→ **THE RECORDS**
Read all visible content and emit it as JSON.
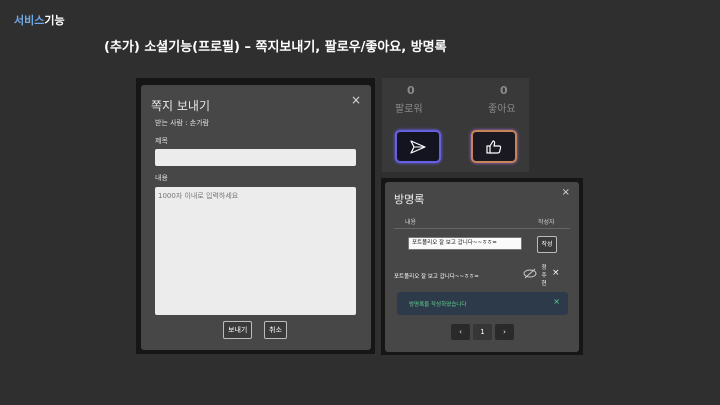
{
  "corner": {
    "part1": "서비스",
    "part2": "기능"
  },
  "title": "(추가) 소셜기능(프로필) – 쪽지보내기, 팔로우/좋아요, 방명록",
  "message": {
    "heading": "쪽지 보내기",
    "close": "×",
    "recipient": "받는 사람 : 손가람",
    "subject_label": "제목",
    "subject_value": "",
    "content_label": "내용",
    "content_placeholder": "1000자 이내로 입력하세요",
    "send_label": "보내기",
    "cancel_label": "취소"
  },
  "stats": {
    "followers_count": "0",
    "followers_label": "팔로워",
    "likes_count": "0",
    "likes_label": "좋아요",
    "send_icon": "paper-plane-icon",
    "like_icon": "thumbs-up-icon",
    "accent_send": "#6660e0",
    "accent_like": "#c68458"
  },
  "guestbook": {
    "heading": "방명록",
    "close": "×",
    "col_content": "내용",
    "col_author": "작성자",
    "input_value": "포트폴리오 잘 보고 갑니다~~ㅎㅎ=",
    "write_label": "작성",
    "entry_text": "포트폴리오 잘 보고 갑니다~~ㅎㅎ=",
    "entry_author": "정주현",
    "entry_delete": "×",
    "toast_text": "방명록을 작성하였습니다",
    "toast_close": "×",
    "toast_color": "#5fd38f",
    "pagination": {
      "prev": "‹",
      "page": "1",
      "next": "›"
    }
  }
}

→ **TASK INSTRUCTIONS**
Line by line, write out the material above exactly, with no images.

→ **ANSWER TO THIS PROBLEM**
Read all visible content and emit it as JSON.
{
  "corner": {
    "part1": "서비스",
    "part2": "기능"
  },
  "title": "(추가) 소셜기능(프로필) – 쪽지보내기, 팔로우/좋아요, 방명록",
  "message": {
    "heading": "쪽지 보내기",
    "close": "×",
    "recipient": "받는 사람 : 손가람",
    "subject_label": "제목",
    "subject_value": "",
    "content_label": "내용",
    "content_placeholder": "1000자 이내로 입력하세요",
    "send_label": "보내기",
    "cancel_label": "취소"
  },
  "stats": {
    "followers_count": "0",
    "followers_label": "팔로워",
    "likes_count": "0",
    "likes_label": "좋아요",
    "send_icon": "paper-plane-icon",
    "like_icon": "thumbs-up-icon",
    "accent_send": "#6660e0",
    "accent_like": "#c68458"
  },
  "guestbook": {
    "heading": "방명록",
    "close": "×",
    "col_content": "내용",
    "col_author": "작성자",
    "input_value": "포트폴리오 잘 보고 갑니다~~ㅎㅎ=",
    "write_label": "작성",
    "entry_text": "포트폴리오 잘 보고 갑니다~~ㅎㅎ=",
    "entry_author": "정주현",
    "entry_delete": "×",
    "toast_text": "방명록을 작성하였습니다",
    "toast_close": "×",
    "toast_color": "#5fd38f",
    "pagination": {
      "prev": "‹",
      "page": "1",
      "next": "›"
    }
  }
}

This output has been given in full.